With compassion born of painful experience, William Blaine-Wallace invites us to simply sit with human suffering, to companion those who are ravaged by its force, and to wait for the unspeakable, inexplicable peace of God who has been present (and suffering too) throughout. A mother, whose daughter died at the age of twelve, said that for the longest time she felt enveloped in a thick fog of numbness, despair, anger, and sadness. Yet, through the mark of years in the company of family and friends, the fog lifted. What remain are memories, which can be touched w and then over the span of a day: 'I gently tap my chest, just over the heart, and remember.' This book is a similar tapping of the chest. After spending many years among the dying and bereaved as a counselor and companion, clarity slowly emerges that enables veiled articulation of a grace at the center of the community of bent and broken people; what Flannery O'Conr called the image at the heart of things.
WILLIAM BLAINE-WALLACE has been rector of Emmanuel Church in Boston, Massachusetts for the last decade.

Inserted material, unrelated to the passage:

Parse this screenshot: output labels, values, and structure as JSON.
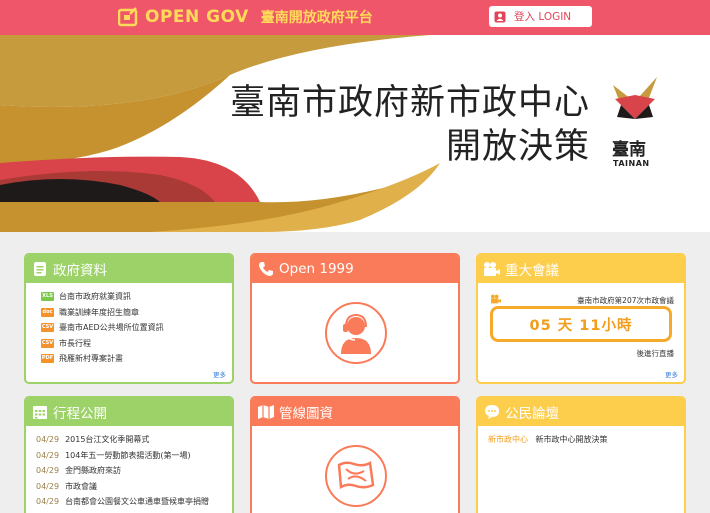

Before his return to parish ministry, he spent thirteen years as a counselor to dying and bereaved persons, and administrator of programs that cared for them. He was executive director of the health care organization that developed and opened the nation's first acute inpatient center for persons with AIDS. He is a lecturer and writer in the field of death and dying, and consults with private and public agencies that set policy for the care of the terminally ill.